It’s scary to think that our dogs are susceptible to the same cancers that humans do. Cancer starts when cells (internal or external parts of the body) grow too rapidly and get out of control, and as a result, invade its surrounding tissue. Just like humans, the cells can be localised (in one area) or generalised (spread throughout the body).
Dogs often get cancer at about the same rate as humans, accounting for nearly half of animal deaths, especially among pets older than 10 years of age. Malignant lymphomas (lymph node tumours), skin cancer (mast cell tumours), bone cancer, and breast cancer (mammary gland tumours) are very common in elderly furkids.
Look Out For...
Some of the more common symptoms would include:
• Abnormal swelling that grows continuously
• Sores that are not healing
• Sudden loss of appetite
• Weight loss
• Bleeding or discharge from openings in the body
• Strong and offensive odour
• Difficulty ingesting or swallowing
• Loss of stamina
• Hesitation or lethargy when exercising
• Constant stiffness or lameness
• Difficulty breathing and eliminating
Here are some steps you can take to help Fido:

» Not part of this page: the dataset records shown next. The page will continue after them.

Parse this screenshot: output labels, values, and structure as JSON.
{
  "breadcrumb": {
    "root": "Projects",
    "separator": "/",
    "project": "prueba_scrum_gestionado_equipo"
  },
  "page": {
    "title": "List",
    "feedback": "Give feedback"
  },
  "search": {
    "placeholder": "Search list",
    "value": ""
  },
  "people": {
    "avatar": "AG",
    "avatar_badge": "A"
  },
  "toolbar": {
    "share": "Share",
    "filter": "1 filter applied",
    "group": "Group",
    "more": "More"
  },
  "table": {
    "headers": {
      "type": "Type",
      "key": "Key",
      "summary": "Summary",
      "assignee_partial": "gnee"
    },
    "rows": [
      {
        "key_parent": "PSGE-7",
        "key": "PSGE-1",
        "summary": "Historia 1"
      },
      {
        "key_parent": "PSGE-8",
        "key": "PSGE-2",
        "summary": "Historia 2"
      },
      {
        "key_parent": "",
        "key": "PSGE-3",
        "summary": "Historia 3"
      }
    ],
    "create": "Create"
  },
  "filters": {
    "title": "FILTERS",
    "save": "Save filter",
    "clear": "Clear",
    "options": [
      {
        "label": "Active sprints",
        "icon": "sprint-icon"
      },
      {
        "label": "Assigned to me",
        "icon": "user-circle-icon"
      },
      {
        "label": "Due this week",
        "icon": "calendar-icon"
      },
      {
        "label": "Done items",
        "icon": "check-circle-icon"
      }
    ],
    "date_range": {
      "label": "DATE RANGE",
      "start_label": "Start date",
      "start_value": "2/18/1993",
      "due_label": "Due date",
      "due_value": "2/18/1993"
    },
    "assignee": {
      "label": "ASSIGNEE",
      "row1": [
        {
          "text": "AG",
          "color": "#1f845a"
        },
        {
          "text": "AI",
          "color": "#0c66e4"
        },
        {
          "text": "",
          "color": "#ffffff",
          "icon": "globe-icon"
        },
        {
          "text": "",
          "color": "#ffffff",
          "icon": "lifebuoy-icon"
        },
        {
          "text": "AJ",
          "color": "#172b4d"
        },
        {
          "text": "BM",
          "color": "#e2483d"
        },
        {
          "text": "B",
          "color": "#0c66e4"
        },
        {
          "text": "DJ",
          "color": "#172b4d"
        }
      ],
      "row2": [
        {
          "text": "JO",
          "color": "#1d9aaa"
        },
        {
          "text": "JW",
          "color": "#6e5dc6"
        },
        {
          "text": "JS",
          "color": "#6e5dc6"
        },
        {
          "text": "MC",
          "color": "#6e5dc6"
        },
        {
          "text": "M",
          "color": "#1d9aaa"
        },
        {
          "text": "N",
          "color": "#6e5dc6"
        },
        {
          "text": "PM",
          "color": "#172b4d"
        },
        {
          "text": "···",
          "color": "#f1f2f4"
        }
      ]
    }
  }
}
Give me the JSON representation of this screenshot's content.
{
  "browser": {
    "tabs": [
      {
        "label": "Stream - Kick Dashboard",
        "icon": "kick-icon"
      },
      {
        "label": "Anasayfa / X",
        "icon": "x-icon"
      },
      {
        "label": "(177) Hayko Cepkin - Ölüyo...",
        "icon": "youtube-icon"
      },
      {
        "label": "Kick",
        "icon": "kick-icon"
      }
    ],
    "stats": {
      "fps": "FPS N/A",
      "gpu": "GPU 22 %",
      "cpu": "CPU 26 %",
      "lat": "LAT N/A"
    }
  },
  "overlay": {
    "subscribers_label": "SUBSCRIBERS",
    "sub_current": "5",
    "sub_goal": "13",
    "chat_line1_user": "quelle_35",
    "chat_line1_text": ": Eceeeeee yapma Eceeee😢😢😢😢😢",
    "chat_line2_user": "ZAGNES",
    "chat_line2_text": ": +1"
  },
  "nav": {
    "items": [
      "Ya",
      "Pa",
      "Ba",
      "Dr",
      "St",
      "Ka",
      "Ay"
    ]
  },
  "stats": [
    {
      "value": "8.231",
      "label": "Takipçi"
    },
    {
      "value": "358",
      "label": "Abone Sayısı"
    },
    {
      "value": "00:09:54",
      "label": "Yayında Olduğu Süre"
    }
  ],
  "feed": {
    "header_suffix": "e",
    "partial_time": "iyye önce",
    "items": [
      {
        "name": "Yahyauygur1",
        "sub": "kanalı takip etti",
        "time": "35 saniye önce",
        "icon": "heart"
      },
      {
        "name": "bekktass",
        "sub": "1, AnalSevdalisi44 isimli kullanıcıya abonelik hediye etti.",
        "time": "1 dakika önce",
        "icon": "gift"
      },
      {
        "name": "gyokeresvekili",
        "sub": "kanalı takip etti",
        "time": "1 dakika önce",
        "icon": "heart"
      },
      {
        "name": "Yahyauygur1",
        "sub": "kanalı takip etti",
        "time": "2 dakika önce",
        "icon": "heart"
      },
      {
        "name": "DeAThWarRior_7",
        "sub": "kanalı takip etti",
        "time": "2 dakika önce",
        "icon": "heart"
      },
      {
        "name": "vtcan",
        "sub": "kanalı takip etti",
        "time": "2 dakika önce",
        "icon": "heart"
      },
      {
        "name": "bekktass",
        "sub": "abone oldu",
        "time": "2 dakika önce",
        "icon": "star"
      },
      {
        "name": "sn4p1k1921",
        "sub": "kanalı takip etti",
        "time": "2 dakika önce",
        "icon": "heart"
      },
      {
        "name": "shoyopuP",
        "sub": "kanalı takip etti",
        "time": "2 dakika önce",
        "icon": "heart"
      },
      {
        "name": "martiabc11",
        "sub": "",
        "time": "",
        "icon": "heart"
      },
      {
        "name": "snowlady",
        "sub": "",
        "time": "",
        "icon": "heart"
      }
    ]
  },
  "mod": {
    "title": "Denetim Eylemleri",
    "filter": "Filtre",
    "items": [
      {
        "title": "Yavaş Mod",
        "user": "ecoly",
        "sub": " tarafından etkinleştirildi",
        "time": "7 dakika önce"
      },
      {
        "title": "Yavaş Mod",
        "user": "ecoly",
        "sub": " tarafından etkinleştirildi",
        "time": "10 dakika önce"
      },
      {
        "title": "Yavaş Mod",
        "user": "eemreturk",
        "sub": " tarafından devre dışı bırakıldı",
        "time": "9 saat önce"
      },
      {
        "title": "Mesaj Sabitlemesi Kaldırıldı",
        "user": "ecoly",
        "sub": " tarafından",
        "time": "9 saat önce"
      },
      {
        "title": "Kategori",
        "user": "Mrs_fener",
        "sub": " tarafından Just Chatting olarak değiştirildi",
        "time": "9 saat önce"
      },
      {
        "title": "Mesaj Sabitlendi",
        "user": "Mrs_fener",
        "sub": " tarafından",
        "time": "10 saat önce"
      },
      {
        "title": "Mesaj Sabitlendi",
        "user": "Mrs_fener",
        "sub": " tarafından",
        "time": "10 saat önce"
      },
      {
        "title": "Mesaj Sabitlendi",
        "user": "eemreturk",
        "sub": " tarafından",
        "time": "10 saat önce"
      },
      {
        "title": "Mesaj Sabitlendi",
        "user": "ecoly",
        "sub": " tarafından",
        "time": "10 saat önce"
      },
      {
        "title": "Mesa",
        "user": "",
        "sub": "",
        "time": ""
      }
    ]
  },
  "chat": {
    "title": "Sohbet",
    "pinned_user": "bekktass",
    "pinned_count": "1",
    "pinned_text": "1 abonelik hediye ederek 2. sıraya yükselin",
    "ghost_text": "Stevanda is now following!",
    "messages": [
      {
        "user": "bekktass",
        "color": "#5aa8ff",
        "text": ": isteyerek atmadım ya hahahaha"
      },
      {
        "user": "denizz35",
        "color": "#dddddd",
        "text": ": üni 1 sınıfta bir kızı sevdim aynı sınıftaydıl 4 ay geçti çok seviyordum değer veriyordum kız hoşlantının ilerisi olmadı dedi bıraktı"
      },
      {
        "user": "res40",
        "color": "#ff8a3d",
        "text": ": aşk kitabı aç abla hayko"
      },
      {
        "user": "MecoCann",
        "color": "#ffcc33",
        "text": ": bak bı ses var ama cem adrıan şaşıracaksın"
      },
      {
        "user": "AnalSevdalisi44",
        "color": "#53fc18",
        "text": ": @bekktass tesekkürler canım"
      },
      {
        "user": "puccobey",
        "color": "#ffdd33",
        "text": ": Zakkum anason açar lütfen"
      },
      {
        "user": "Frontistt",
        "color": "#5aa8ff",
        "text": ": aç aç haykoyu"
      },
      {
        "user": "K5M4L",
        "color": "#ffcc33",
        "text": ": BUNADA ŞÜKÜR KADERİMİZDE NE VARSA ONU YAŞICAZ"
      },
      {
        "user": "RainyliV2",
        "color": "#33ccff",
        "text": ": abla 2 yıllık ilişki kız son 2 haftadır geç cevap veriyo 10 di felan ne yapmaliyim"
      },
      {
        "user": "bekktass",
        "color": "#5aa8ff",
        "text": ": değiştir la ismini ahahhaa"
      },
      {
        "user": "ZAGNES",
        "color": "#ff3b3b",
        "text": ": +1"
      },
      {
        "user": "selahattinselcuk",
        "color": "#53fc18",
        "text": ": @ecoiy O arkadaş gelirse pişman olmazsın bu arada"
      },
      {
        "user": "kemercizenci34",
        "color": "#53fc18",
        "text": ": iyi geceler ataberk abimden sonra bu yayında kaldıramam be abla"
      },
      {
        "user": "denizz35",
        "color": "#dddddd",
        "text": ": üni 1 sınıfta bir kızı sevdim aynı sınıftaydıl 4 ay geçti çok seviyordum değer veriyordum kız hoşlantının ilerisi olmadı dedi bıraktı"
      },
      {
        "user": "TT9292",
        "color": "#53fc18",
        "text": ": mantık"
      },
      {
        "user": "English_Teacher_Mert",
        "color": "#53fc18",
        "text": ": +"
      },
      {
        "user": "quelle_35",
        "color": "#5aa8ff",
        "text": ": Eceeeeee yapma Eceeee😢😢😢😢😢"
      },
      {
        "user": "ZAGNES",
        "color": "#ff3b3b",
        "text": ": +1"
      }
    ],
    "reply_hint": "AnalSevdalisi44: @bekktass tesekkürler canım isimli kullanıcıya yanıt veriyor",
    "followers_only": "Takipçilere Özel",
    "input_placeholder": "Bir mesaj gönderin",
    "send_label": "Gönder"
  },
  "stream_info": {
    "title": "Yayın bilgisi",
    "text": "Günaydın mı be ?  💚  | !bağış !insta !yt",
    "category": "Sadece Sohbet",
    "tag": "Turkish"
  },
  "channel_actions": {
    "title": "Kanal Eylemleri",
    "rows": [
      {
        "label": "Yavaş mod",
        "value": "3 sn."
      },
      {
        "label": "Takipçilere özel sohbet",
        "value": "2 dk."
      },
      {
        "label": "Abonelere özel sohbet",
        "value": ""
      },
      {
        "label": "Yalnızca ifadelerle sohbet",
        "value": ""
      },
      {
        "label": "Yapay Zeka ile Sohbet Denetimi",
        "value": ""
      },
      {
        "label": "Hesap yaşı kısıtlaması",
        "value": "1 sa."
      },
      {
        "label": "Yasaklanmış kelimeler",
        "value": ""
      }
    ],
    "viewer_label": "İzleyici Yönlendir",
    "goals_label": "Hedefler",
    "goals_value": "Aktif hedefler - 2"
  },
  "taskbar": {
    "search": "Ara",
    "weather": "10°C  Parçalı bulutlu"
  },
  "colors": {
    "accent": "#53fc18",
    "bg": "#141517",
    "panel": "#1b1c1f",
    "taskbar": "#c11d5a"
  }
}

• Spaying or Neutering
This might be one of the biggest preventive measures for female pups. Try scheduling her surgery as late as possible, but prior to her first heat cycle—this will help reduce the probability of mammary cancer development by almost eight-fold!
• A Healthy Diet
The cancer rate in dogs has grown significantly along with the advancement of the commercial dog food industry. Choosing the right, premium, and high-quality food for Fido is essential in helping prevent canine cancer. Do ensure that you know where the food has been made from, preferably from America or Canada—and not China, where regulations and quality control are low.
• Avoid Exposing Fido To Pollutants
Canine cancer is not an illness that your furkid can possibly contract from the environment or another animal because it’s something that grows from inside his body. Thus, it would be best if any form of stress is not inflicted on your furkid by limiting his exposure to pollutants like second-hand cigarette smoke, chemicals, household cleansers, and fumes.
• Early Diagnosis & Treatment
Although cancer prevention is difficult due to the unknown causes of this disease, paw-rents have to be alert enough to spot symptoms early and get treatment as soon as possible to avoid the severity of this disease.
Annual veterinary examinations and blood tests are a good way to identify cancers swiftly –by the time symptoms are obvious to you, cancer might be difficult to treat.
* The information on this website is not intended to replace a one-on-one relationship with a qualified pet health care professional and is not intended as medical advice. Always make a pet health care decision in partnership with a qualified veterinary or pet health care professional.
*This article was updated on 23 Jul 2020. It first appeared in PetsMagazine.com on 16 Jan 2017.